At that point, the finals were set. After a break for the players, Kenny Tran and Alec Torelli returned to compete for the bracelet in the best of three matches. Each player started with 2.56 million in chips.
Game 1: Torelli jumped out to an early chip lead and seemed to be using his wit and animated character to throw Tran off his game. Slowly but surely, however, Tran put his years of experience at the tables into play and took the lead back by the time they had played 50 hands. His momentum built, and the majority of hands were in his control from then on.
After 90 hands, Tran had nearly a 3-1 chip lead over Torelli. On the 93rd hand of the game, Tran made the first raise, Torelli reraised, and Tran called. The flop came , and Torelli quickly moved all-in with . Tran called just as fast with . The turn and river came and in that order, and Tran rivered his two pair to take it. Kenny Tran won the first game.
Game 2: The early hands were fairly evenly distributed, but Tran maintained a slight chip lead until Torelli took a big pot on the 24th hand to jump out in front. As in the previous game, Tran slowly chipped up to grab the lead again. And similarly, both players were very careful to pick their spots, watch the other like the keenest of players, and take this game seriously.
On the 80th hand of the second game, Tran again led out with a bet, and Torelli made the call. When the flop showed , Torelli checked, but Tran came out betting. Torelli raised, Tran came over the top, and Torelli moved all-in. Tran was frustrated but made the call with , and Torelli showed Q-10. An came on the turn, but it was the on the river that gave Tran the flush for the win.
Alec Torelli fought a tough battle but finished in 2nd place for $336,896.

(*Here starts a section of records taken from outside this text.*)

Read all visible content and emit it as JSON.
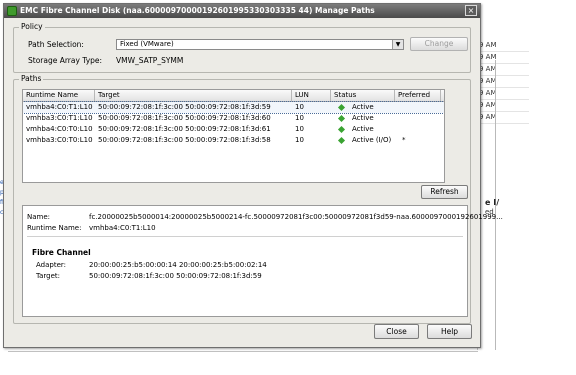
{
  "background": {
    "times": [
      "9 AM",
      "9 AM",
      "9 AM",
      "9 AM",
      "9 AM",
      "9 AM",
      "9 AM"
    ],
    "right_title": "e I/",
    "right_sub": "ed",
    "left_links": [
      "es",
      "py",
      "file",
      "ca"
    ]
  },
  "dialog": {
    "title": "EMC Fibre Channel Disk (naa.60000970000192601995330303335 44) Manage Paths",
    "close_glyph": "×",
    "policy": {
      "group_label": "Policy",
      "path_selection_label": "Path Selection:",
      "path_selection_value": "Fixed (VMware)",
      "change_label": "Change",
      "storage_array_type_label": "Storage Array Type:",
      "storage_array_type_value": "VMW_SATP_SYMM"
    },
    "paths": {
      "group_label": "Paths",
      "columns": [
        "Runtime Name",
        "Target",
        "LUN",
        "Status",
        "Preferred"
      ],
      "rows": [
        {
          "runtime": "vmhba4:C0:T1:L10",
          "target": "50:00:09:72:08:1f:3c:00 50:00:09:72:08:1f:3d:59",
          "lun": "10",
          "status": "Active",
          "preferred": ""
        },
        {
          "runtime": "vmhba3:C0:T1:L10",
          "target": "50:00:09:72:08:1f:3c:00 50:00:09:72:08:1f:3d:60",
          "lun": "10",
          "status": "Active",
          "preferred": ""
        },
        {
          "runtime": "vmhba4:C0:T0:L10",
          "target": "50:00:09:72:08:1f:3c:00 50:00:09:72:08:1f:3d:61",
          "lun": "10",
          "status": "Active",
          "preferred": ""
        },
        {
          "runtime": "vmhba3:C0:T0:L10",
          "target": "50:00:09:72:08:1f:3c:00 50:00:09:72:08:1f:3d:58",
          "lun": "10",
          "status": "Active (I/O)",
          "preferred": "*"
        }
      ],
      "refresh_label": "Refresh"
    },
    "details": {
      "name_label": "Name:",
      "name_value": "fc.20000025b5000014:20000025b5000214-fc.50000972081f3c00:50000972081f3d59-naa.6000097000192601999...",
      "runtime_label": "Runtime Name:",
      "runtime_value": "vmhba4:C0:T1:L10",
      "section_title": "Fibre Channel",
      "adapter_label": "Adapter:",
      "adapter_value": "20:00:00:25:b5:00:00:14 20:00:00:25:b5:00:02:14",
      "target_label": "Target:",
      "target_value": "50:00:09:72:08:1f:3c:00 50:00:09:72:08:1f:3d:59"
    },
    "footer": {
      "close_label": "Close",
      "help_label": "Help"
    }
  },
  "colors": {
    "active_status": "#3aa332",
    "titlebar": "#4a4a4a",
    "dialog_bg": "#ecebe6"
  }
}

Kenny Tran, a cash game expert and Full Tilt pro, won the $10K World Championship Heads-Up No-Limit Hold’em tournament at the 2008 WSOP to claim the $539,056 first prize and his first ever WSOP gold bracelet. Congratulations!